“In Black History Month, there was never the space for black Muslims to intersect their faith with their blackness,” he says. “I’d go to the Afro-Caribbean society [at university] and they would celebrate people like Malcolm X and Muhammad Ali, and I thought, hold on, why isn’t the Islamic society not also doing this or at least not collaborating? The black people that were being celebrated were people of faith who were very vocal about it, so it was like part of their identity was being sidelined.
“When Muhammad Ali passed away, everyone said he ‘transcended race and religion’, but race was at the core of his message. It’s what made him so famous and controversial for some, for being so open about his black identity and how Islam changed his life.”
Malcolm X and Muhammad Ali are products and part of a centuries old black radical tradition. They are not cuddly black mascots for preaching, or tools for proselytism to quietist interpretations of Islam.
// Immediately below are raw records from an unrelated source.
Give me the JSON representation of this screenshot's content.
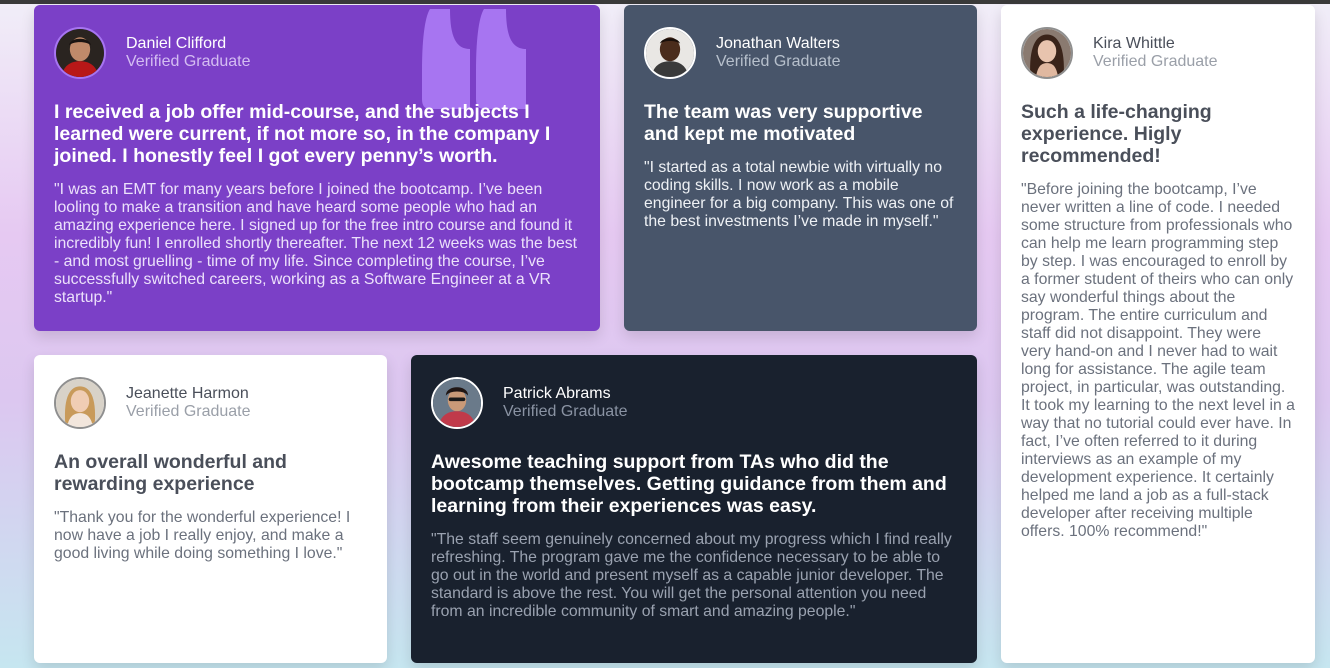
{
  "colors": {
    "purple": "#7b40c7",
    "slate": "#48556a",
    "white": "#ffffff",
    "dark": "#19212e",
    "quote_mark": "#a775f1"
  },
  "icons": {
    "quote": "quote-icon"
  },
  "testimonials": [
    {
      "name": "Daniel Clifford",
      "role": "Verified Graduate",
      "headline": "I received a job offer mid-course, and the subjects I learned were current, if not more so, in the company I joined. I honestly feel I got every penny’s worth.",
      "quote": "\"I was an EMT for many years before I joined the bootcamp. I’ve been looling to make a transition and have heard some people who had an amazing experience here. I signed up for the free intro course and found it incredibly fun! I enrolled shortly thereafter. The next 12 weeks was the best - and most gruelling - time of my life. Since completing the course, I’ve successfully switched careers, working as a Software Engineer at a VR startup.\""
    },
    {
      "name": "Jonathan Walters",
      "role": "Verified Graduate",
      "headline": "The team was very supportive and kept me motivated",
      "quote": "\"I started as a total newbie with virtually no coding skills. I now work as a mobile engineer for a big company. This was one of the best investments I’ve made in myself.\""
    },
    {
      "name": "Kira Whittle",
      "role": "Verified Graduate",
      "headline": "Such a life-changing experience. Higly recommended!",
      "quote": "\"Before joining the bootcamp, I’ve never written a line of code. I needed some structure from professionals who can help me learn programming step by step. I was encouraged to enroll by a former student of theirs who can only say wonderful things about the program. The entire curriculum and staff did not disappoint. They were very hand-on and I never had to wait long for assistance. The agile team project, in particular, was outstanding. It took my learning to the next level in a way that no tutorial could ever have. In fact, I’ve often referred to it during interviews as an example of my development experience. It certainly helped me land a job as a full-stack developer after receiving multiple offers. 100% recommend!\""
    },
    {
      "name": "Jeanette Harmon",
      "role": "Verified Graduate",
      "headline": "An overall wonderful and rewarding experience",
      "quote": "\"Thank you for the wonderful experience! I now have a job I really enjoy, and make a good living while doing something I love.\""
    },
    {
      "name": "Patrick Abrams",
      "role": "Verified Graduate",
      "headline": "Awesome teaching support from TAs who did the bootcamp themselves. Getting guidance from them and learning from their experiences was easy.",
      "quote": "\"The staff seem genuinely concerned about my progress which I find really refreshing. The program gave me the confidence necessary to be able to go out in the world and present myself as a capable junior developer. The standard is above the rest. You will get the personal attention you need from an incredible community of smart and amazing people.\""
    }
  ]
}
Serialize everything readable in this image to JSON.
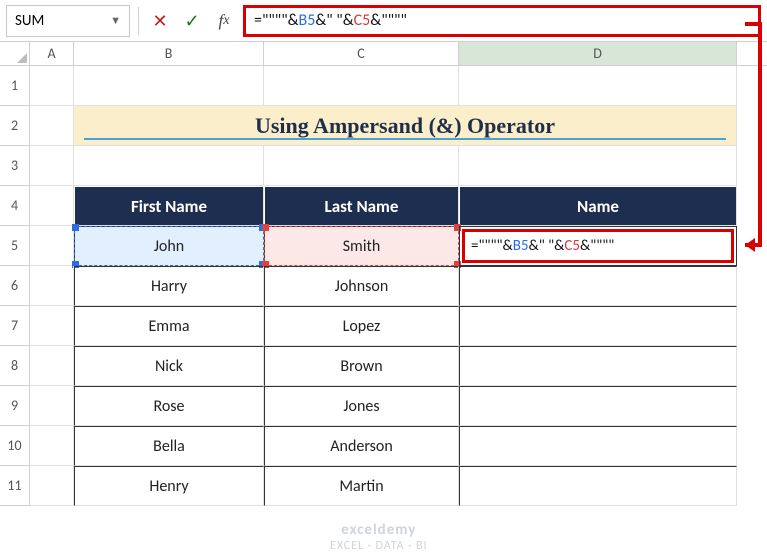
{
  "namebox": {
    "value": "SUM"
  },
  "formula_bar": {
    "text_raw": "=\"\"\"\"&B5&\" \"&C5&\"\"\"\"",
    "seg1": "=\"\"\"\"&",
    "refB": "B5",
    "seg2": "&\" \"&",
    "refC": "C5",
    "seg3": "&\"\"\"\""
  },
  "columns": [
    "A",
    "B",
    "C",
    "D"
  ],
  "rows": [
    "1",
    "2",
    "3",
    "4",
    "5",
    "6",
    "7",
    "8",
    "9",
    "10",
    "11"
  ],
  "title": "Using Ampersand (&) Operator",
  "headers": {
    "b": "First Name",
    "c": "Last Name",
    "d": "Name"
  },
  "data": [
    {
      "first": "John",
      "last": "Smith"
    },
    {
      "first": "Harry",
      "last": "Johnson"
    },
    {
      "first": "Emma",
      "last": "Lopez"
    },
    {
      "first": "Nick",
      "last": "Brown"
    },
    {
      "first": "Rose",
      "last": "Jones"
    },
    {
      "first": "Bella",
      "last": "Anderson"
    },
    {
      "first": "Henry",
      "last": "Martin"
    }
  ],
  "watermark": {
    "line1": "exceldemy",
    "line2": "EXCEL · DATA · BI"
  }
}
Michael Mumisa, scholar at University of Cambridge
According to Michael Mumisa, a scholar at Trinity Hall, University of Cambridge, some non-Black Muslims sanitise the radical black traditions Malcolm X and Ali sprung from.
“Since non-black British Muslims do not have a radical intellectual tradition against racism, they have had to appropriate the existing black intellectual tradition in order to address the problems they now face in what is still a racist society. Famous Black Muslim figures like Malcolm X and Muhammad Ali become their access point to black social and political activism. At the same time, they are uncomfortable with the black radicalism of Malcolm X and Muhammad Ali,” he says.
“Malcolm X and Muhammad Ali are products and part of a centuries old black radical tradition. They are not cuddly black mascots for da’wah (preaching), or tools for proselytism to quietist interpretations of Islam. They are black radical Muslims who spent all their lives fighting against the same anti-black racism that is deeply rooted in many non-black Muslim communities.”
For Williams, unless mosque communities redress the deafening silence over issues which effect black Muslims – such as police brutality or the modern slave-trade in Libya – and until Muslim organisations move beyond tokenism of including black Muslims solely for conversations centring on race, anti-black racism in the Muslim community will persist.
“We have to have a generation of people who are brave enough to speak to their elders about anti-black racism, but then this isn’t something that is just happening among the older generation, this is something that is happening with everyone. If black people are being brought in to talk about black experiences, then you’re not normalising black people among non-black Muslims.
“They need to find people to speak about everything, about youth problems and gender. Until we become normalised and we’re not this special example to talk only about racism, I think there will always be a problem.”